I can clumsily code a function to do that, but I was hoping for a simple use of something built in.

• Maybe PadRight[{}, 5, {1, 2}]? Nov 11, 2015 at 20:51
• @Szabolcs That's brilliant! It also naturally handles the "normal" Take usage when requesting fewer elements than the length of the list. Please post it as an answer! Nov 11, 2015 at 21:06
• I'm waiting for @Szabolcs to post his comment as answer, since that's the one I'd like to mark (as the simplest). Nov 11, 2015 at 22:10
• related/duplicate q/a: Generate cyclic list from a list?
– kglr
Nov 11, 2015 at 22:24
• @kglr I'd like to join murray in asking you to consider undeleting your answer. Although you do reference using "Periodic" with PadRight in the other answer, I don't see why it shouldn't be preserved here as well. Nov 11, 2015 at 23:04

A variation on Szabolcs's suggestion:

overTake = PadRight[##, "Periodic"] &;
overTake[{1, 2}, 5]


{1, 2, 1, 2, 1}

• Where did you lean about the "Periodic" argument to PadRight? I'm not seeing it at doc page ref/PadRight. Nov 11, 2015 at 21:52
• See Details for ArrayPad
– eldo
Nov 11, 2015 at 22:10
• @murray, afaik, the fact that PadRight and PadLeft work with a third argument just like ArrayPad is undocumented. I found out by pure luck -- wishing PadRight worked like ArrayPad, tried it and saw it worked:)
– kglr
Nov 11, 2015 at 22:28
Catenate @ Partition[{1, 2}, 5, 5, 1]

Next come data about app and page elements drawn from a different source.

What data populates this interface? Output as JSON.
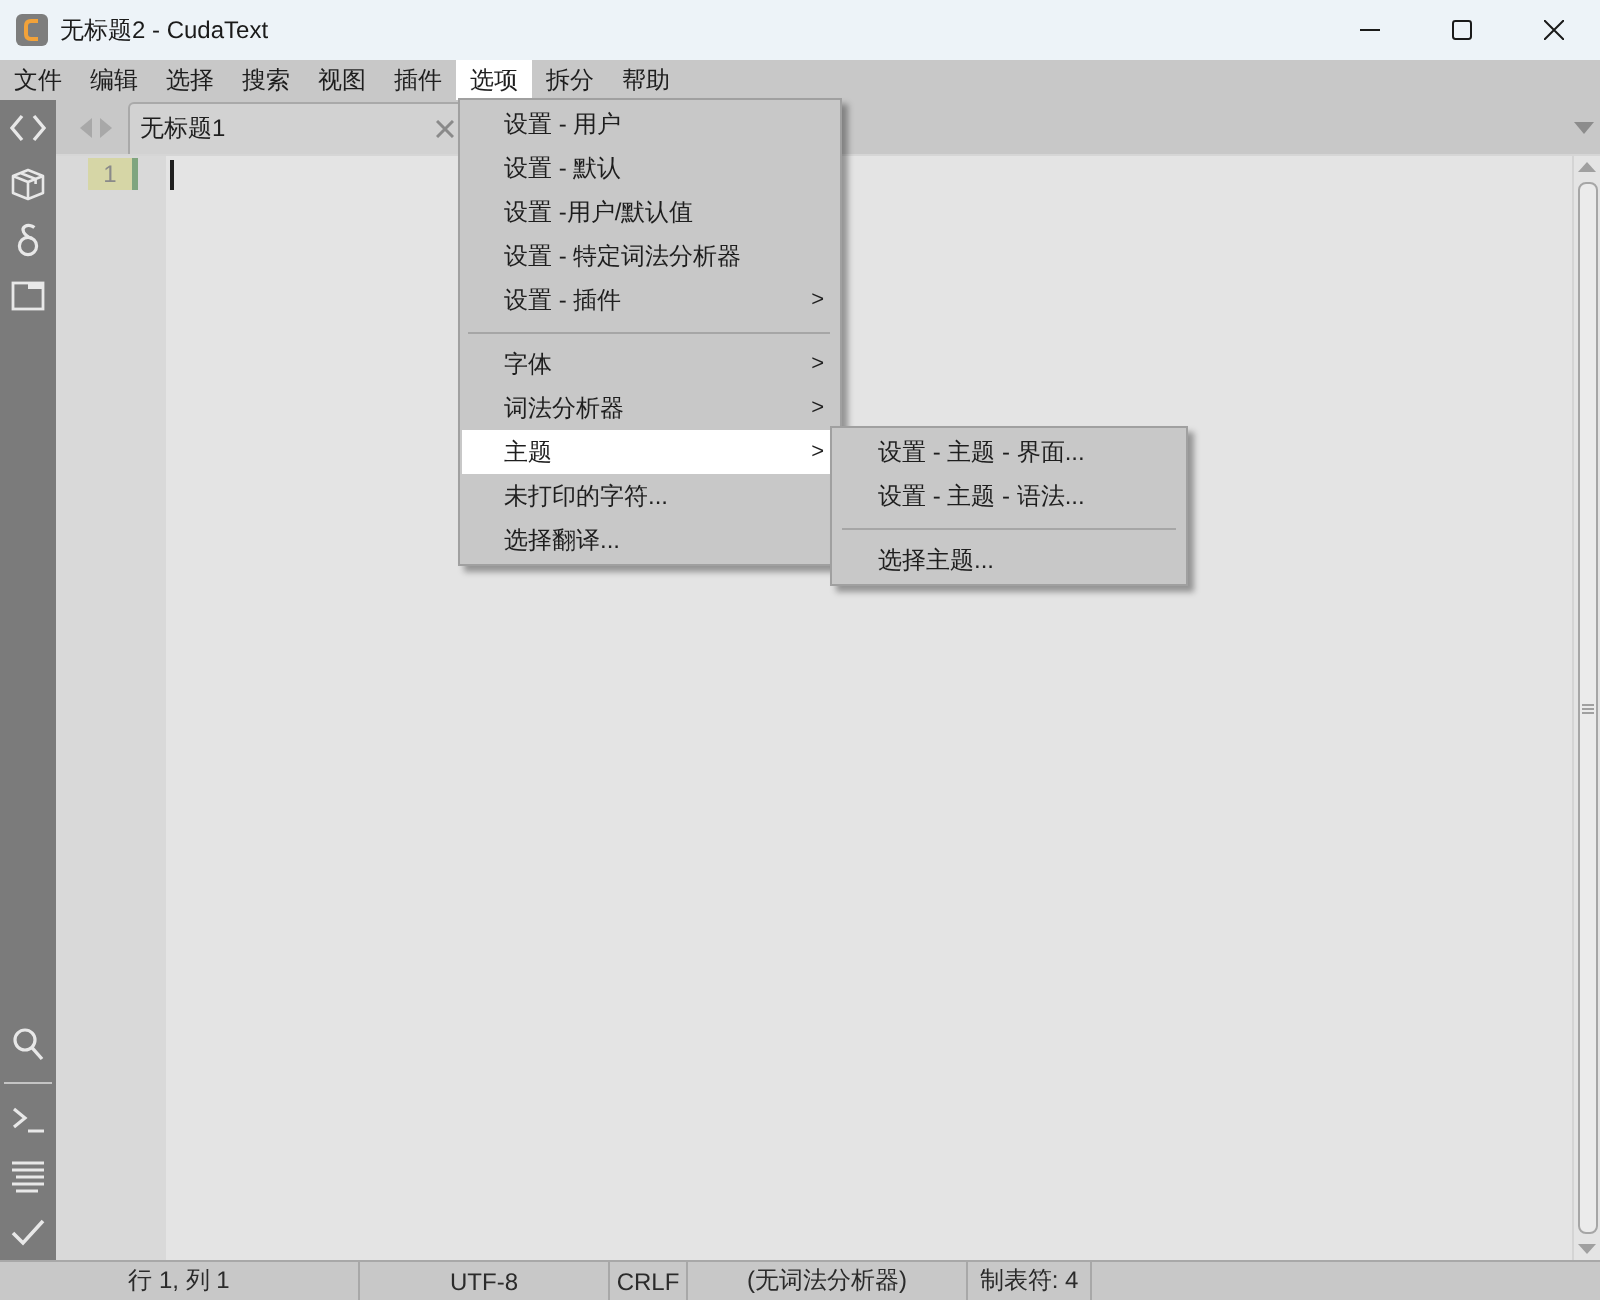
{
  "window": {
    "title": "无标题2 - CudaText"
  },
  "menu_bar": [
    {
      "label": "文件",
      "selected": false
    },
    {
      "label": "编辑",
      "selected": false
    },
    {
      "label": "选择",
      "selected": false
    },
    {
      "label": "搜索",
      "selected": false
    },
    {
      "label": "视图",
      "selected": false
    },
    {
      "label": "插件",
      "selected": false
    },
    {
      "label": "选项",
      "selected": true,
      "menu": {
        "items": [
          {
            "kind": "item",
            "label": "设置 - 用户",
            "selected": false
          },
          {
            "kind": "item",
            "label": "设置 - 默认",
            "selected": false
          },
          {
            "kind": "item",
            "label": "设置 -用户/默认值",
            "selected": false
          },
          {
            "kind": "item",
            "label": "设置 - 特定词法分析器",
            "selected": false
          },
          {
            "kind": "item",
            "label": "设置 - 插件",
            "arrow": ">",
            "selected": false
          },
          {
            "kind": "separator"
          },
          {
            "kind": "item",
            "label": "字体",
            "arrow": ">",
            "selected": false
          },
          {
            "kind": "item",
            "label": "词法分析器",
            "arrow": ">",
            "selected": false
          },
          {
            "kind": "item",
            "label": "主题",
            "arrow": ">",
            "selected": true,
            "submenu": {
              "items": [
                {
                  "kind": "item",
                  "label": "设置 - 主题 - 界面...",
                  "selected": false
                },
                {
                  "kind": "item",
                  "label": "设置 - 主题 - 语法...",
                  "selected": false
                },
                {
                  "kind": "separator"
                },
                {
                  "kind": "item",
                  "label": "选择主题...",
                  "selected": false
                }
              ]
            }
          },
          {
            "kind": "item",
            "label": "未打印的字符...",
            "selected": false
          },
          {
            "kind": "item",
            "label": "选择翻译...",
            "selected": false
          }
        ]
      }
    },
    {
      "label": "拆分",
      "selected": false
    },
    {
      "label": "帮助",
      "selected": false
    }
  ],
  "tabs": [
    {
      "label": "无标题1",
      "selected": true
    }
  ],
  "editor": {
    "lines": [
      {
        "number": "1",
        "current": true
      }
    ]
  },
  "status_bar": {
    "cells": [
      "行 1, 列 1",
      "UTF-8",
      "CRLF",
      "(无词法分析器)",
      "制表符: 4"
    ]
  }
}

{1, 2, 1, 2, 1}

OverTake[list_, n_] /; Length @ list >= n := Take[list, n]

OverTake[list_, n_] /; Length @ list < n := Catenate @ Partition[list, n, n, 1]

OverTake[Range @ 5, 6]

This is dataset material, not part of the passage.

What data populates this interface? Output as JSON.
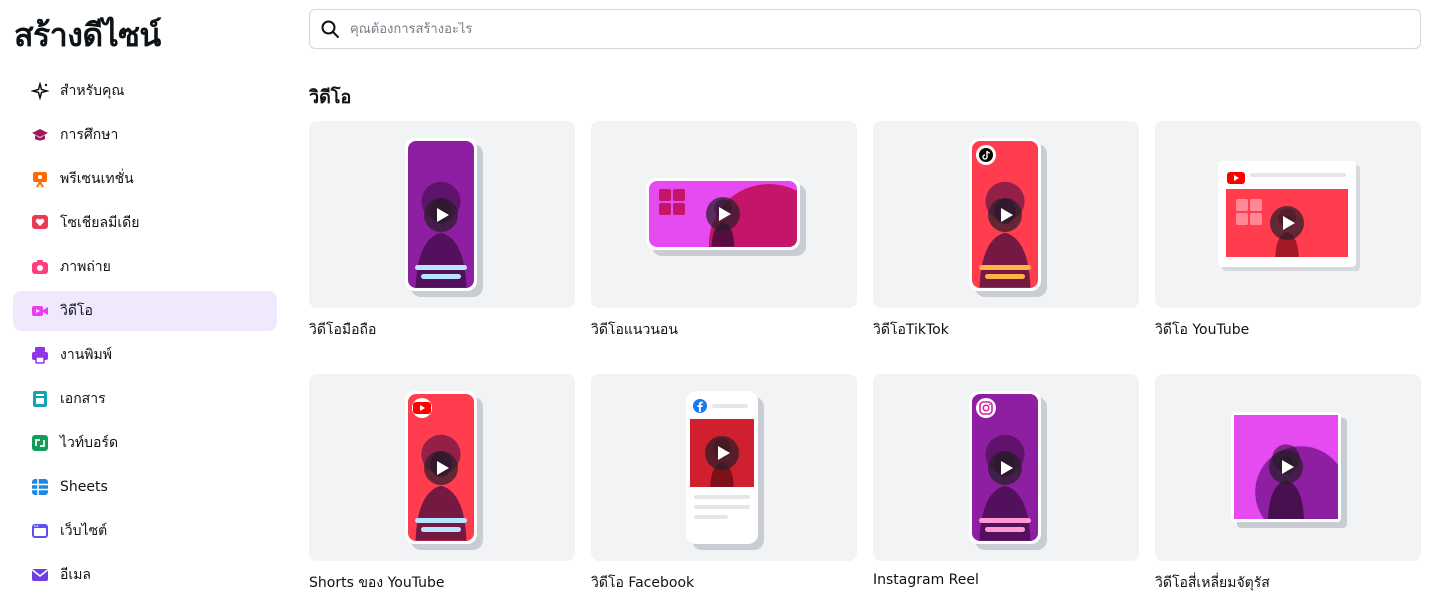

{1, 2, 3, 4, 5, 1}

OverTake[Range @ 5, 4]


{1, 2, 3, 4}

Update

Faster than solutions with PadRight and Partition

l = 2;
n = 5;
list = Range @ l;

Flatten@ConstantArray[list, IntegerPart[n/l]]~Join~list[[;; Mod[n, l]]]


{1, 2, 1, 2, 1}

Also works for n < l

• See update -----
– eldo
Nov 11, 2015 at 21:06
• Excellent! Thanks for addressing that point! (+1) Nov 11, 2015 at 21:06

For historical reasons, let me mention the CycleValues function that originates before v6, and can be found in several standard packages. I copy the one from Packages\BarCharts\Charts.m with its description by the dev who included. (If you check however StatisticalPlots.m, it already uses the PadRight version.) Note, that it was meant to handle non-list arguments as well.

(* The following is a useful internal utility function to be
used when you have a list of values that need to be cycled to
some length (as PlotStyle works in assigning styles to lines
in a plot).  The list is the list of values to be cycled, the
integer is the number of elements you want in the final list. *)

CycleValues[{},_] := {}
CycleValues[list_List, n_Integer] := Module[{hold = list},
While[Length[hold] < n,hold = Join[hold,hold]];
Take[hold,n] /. None -> {}
]
CycleValues[item_,n_] := CycleValues[{item}, n];

CycleValues[0, 5]        (* ==> {0, 0, 0, 0, 0} *)
CycleValues[{1, 2}, 5]   (* ==> {1, 2, 1, 2, 1} *)

• I wonder where that None could come from...? Nov 25, 2015 at 11:58
• I dont' know but better skip that ;) CycleValues[None, 5]
– Kuba
Nov 25, 2015 at 12:05